When Anxious Becomes Anxiety
There are several types of anxiety disorders, including generalized anxiety disorder, separation anxiety disorder, social anxiety disorder (also known as social phobia), and other specific phobias. Some people have panic attacks. If you’re experiencing such anxiety or panic, you know the deep toll it can take on your mind and body.
Anxiety disorder symptoms can be both emotional and physical. According to the current version of the Diagnostic and Statistical Manual of Mental Disorders
, or DSM-5
—a reference commonly used by mental health professionals in the US—these symptoms might include:
- Excessive worry
- A feeling of impending doom
- Inability to concentrate
- Tense muscles
- Avoiding feared things or places
What causes anxiety disorders? The exact cause is not fully known, but research suggests that anxiety disorders stem from several sources including genetics, brain chemistry, and the impact of trauma or other adverse experiences. In addition to being a symptom that may be worth treating, anxiety is also a signal—like the check engine light in a car—indicating that something is wrong elsewhere. Often anxiety is a signal about psychological conflict that may be outside your awareness, but worth trying to understand.
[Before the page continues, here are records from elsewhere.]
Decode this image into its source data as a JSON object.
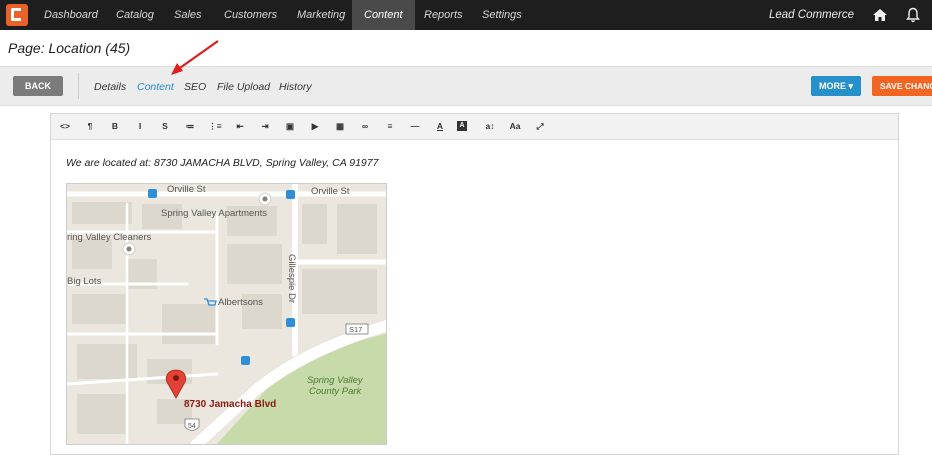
{
  "topnav": {
    "items": [
      {
        "label": "Dashboard",
        "active": false
      },
      {
        "label": "Catalog",
        "active": false
      },
      {
        "label": "Sales",
        "active": false
      },
      {
        "label": "Customers",
        "active": false
      },
      {
        "label": "Marketing",
        "active": false
      },
      {
        "label": "Content",
        "active": true
      },
      {
        "label": "Reports",
        "active": false
      },
      {
        "label": "Settings",
        "active": false
      }
    ],
    "brand": "Lead Commerce",
    "icons": [
      "logo-icon",
      "home-icon",
      "bell-icon"
    ]
  },
  "page": {
    "title": "Page: Location (45)"
  },
  "toolbar": {
    "back_label": "BACK",
    "tabs": [
      {
        "label": "Details",
        "active": false
      },
      {
        "label": "Content",
        "active": true
      },
      {
        "label": "SEO",
        "active": false
      },
      {
        "label": "File Upload",
        "active": false
      },
      {
        "label": "History",
        "active": false
      }
    ],
    "more_label": "MORE",
    "save_label": "SAVE CHANGES"
  },
  "editor": {
    "toolbar_buttons": [
      {
        "name": "code-view",
        "glyph": "<>"
      },
      {
        "name": "paragraph",
        "glyph": "¶"
      },
      {
        "name": "bold",
        "glyph": "B"
      },
      {
        "name": "italic",
        "glyph": "I"
      },
      {
        "name": "strikethrough",
        "glyph": "S"
      },
      {
        "name": "unordered-list",
        "glyph": "≔"
      },
      {
        "name": "ordered-list",
        "glyph": "⋮≡"
      },
      {
        "name": "outdent",
        "glyph": "⇤"
      },
      {
        "name": "indent",
        "glyph": "⇥"
      },
      {
        "name": "image",
        "glyph": "▣"
      },
      {
        "name": "video",
        "glyph": "▶"
      },
      {
        "name": "table",
        "glyph": "▦"
      },
      {
        "name": "link",
        "glyph": "∞"
      },
      {
        "name": "align",
        "glyph": "≡"
      },
      {
        "name": "horizontal-rule",
        "glyph": "—"
      },
      {
        "name": "font-color",
        "glyph": "A"
      },
      {
        "name": "background-color",
        "glyph": "A"
      },
      {
        "name": "font-size",
        "glyph": "a↕"
      },
      {
        "name": "font-family",
        "glyph": "Aa"
      },
      {
        "name": "fullscreen",
        "glyph": "⤢"
      }
    ],
    "content_text": "We are located at: 8730 JAMACHA BLVD, Spring Valley, CA 91977"
  },
  "map": {
    "labels": {
      "street1": "Orville St",
      "street2": "Orville St",
      "apartments": "Spring Valley Apartments",
      "cleaners": "ring Valley Cleaners",
      "biglots": "Big Lots",
      "albertsons": "Albertsons",
      "gillespie": "Gillespie Dr",
      "route_s17": "S17",
      "park": "Spring Valley County Park",
      "address": "8730 Jamacha Blvd",
      "route_54": "54"
    }
  }
}
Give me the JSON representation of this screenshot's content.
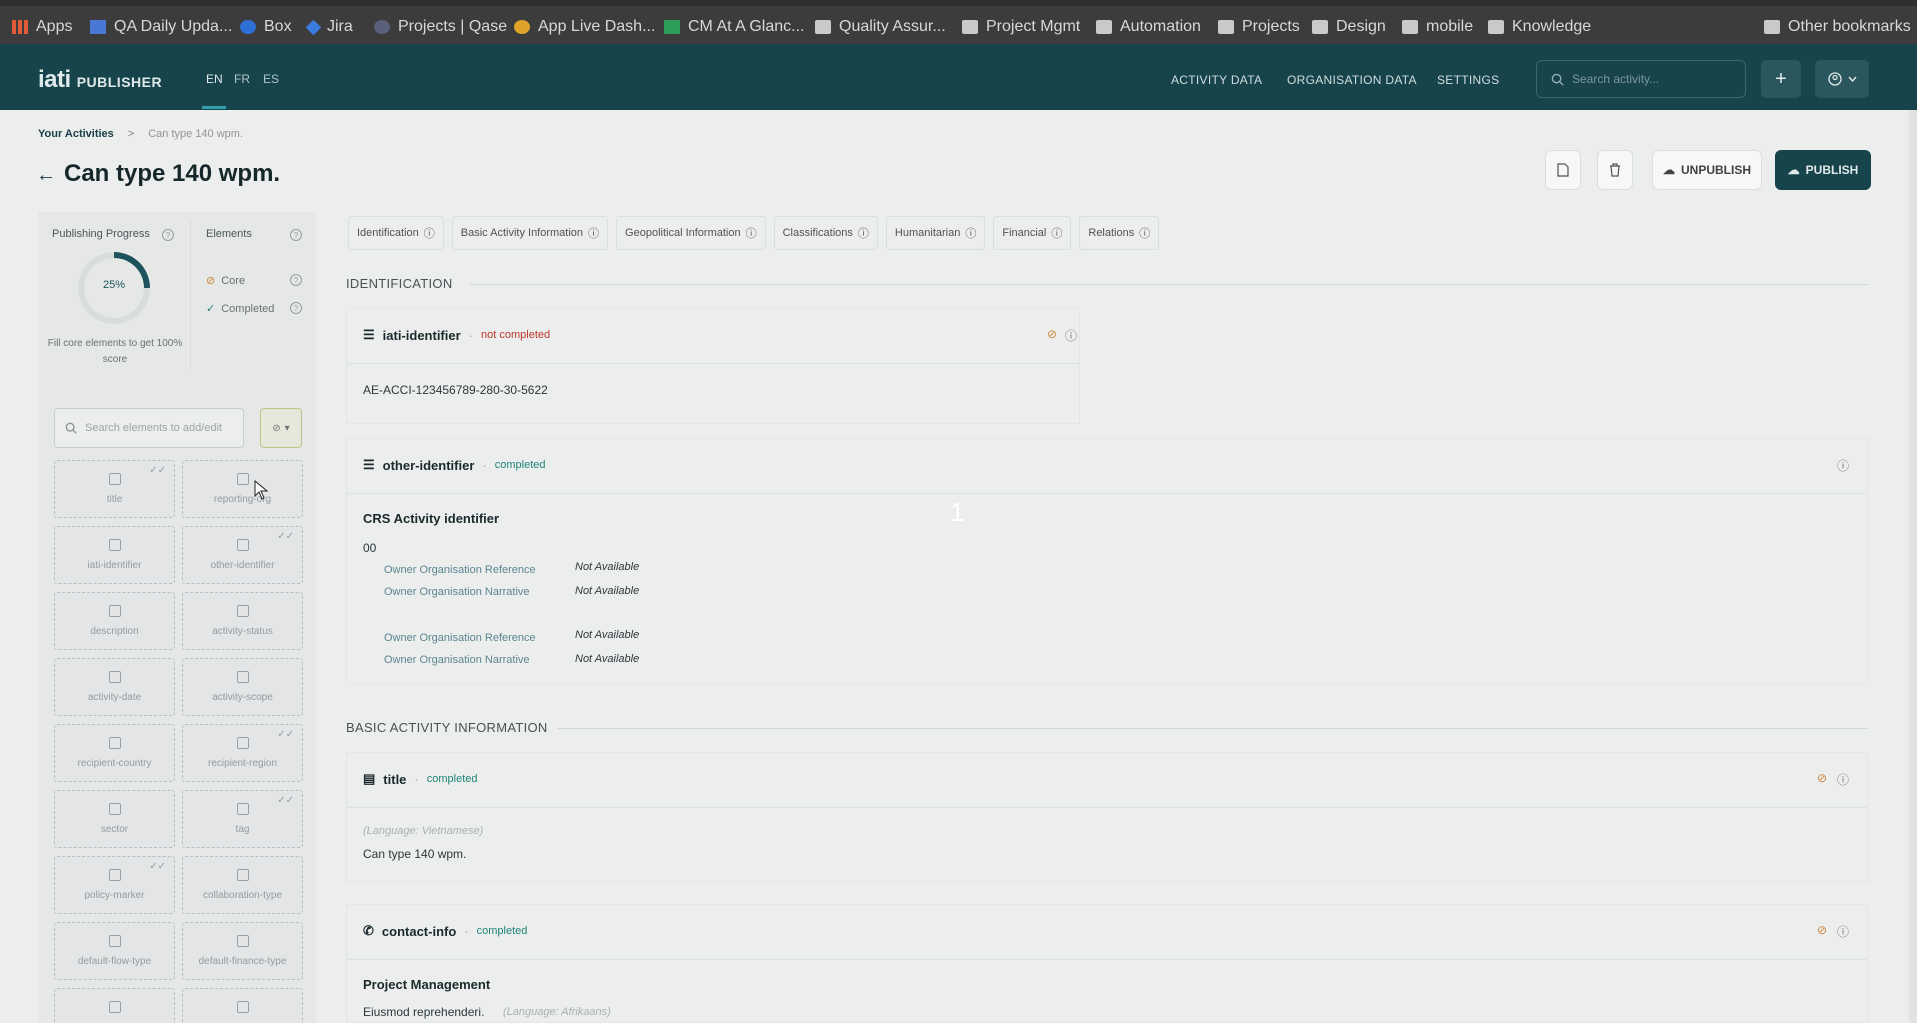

Fortunately for many people, with appropriate treatment, anxiety disorders can be understood and managed, bringing relief from the mental and physical stresses they cause and resolving underlying psychological conflicts through self-knowledge.
Our Treatment for Anxiety Disorders
At the Austen Riggs Center, we have successfully helped many patients with anxiety disorders of all types, especially when they co-occur with other disorders and become difficult to treat or “treatment-resistant.” In fact, we are known as the place “where treatment-resistant patients become people taking charge of their lives.”
Anxiety disorders, like other mental illnesses, arise from a complex and highly personal interplay of biology, social stress, and psychological factors. At Riggs, the whole person is the focus of the treatment, not simply discrete symptoms. We work with you as a person with your own unique life story and your own problems and strengths.
Our treatment approach centers on intensive psychodynamic psychotherapy four times a week with a doctoral-level therapist, exploring your lived experiences to identify patterns and the potential impact of losses or other adverse experiences that may be outside your awareness but that influence your decision making. Through this deeper self-understanding, you can be freer to make better choices.
To augment regular psychotherapy sessions, medication is usually part of the treatment for anxiety disorders at Riggs. We have been trailblazers in developing what we call psychodynamic psychopharmacology, a way of using medications for their biochemical benefit, while also carefully attending to the impact of their meanings to the patient and to the doctor.
Family is often part of the social context in which symptoms of anxiety disorders may emerge. So an important part of every treatment at Riggs is family evaluation—with family treatment
offered when indicated.
In addition to therapy and medications, our open setting with its Therapeutic Community Program
mobilizes the powerful potential of social learning through interactions with peers—a profound opportunity to learn about aspects of ourselves that we cannot see but that others can help us see and address.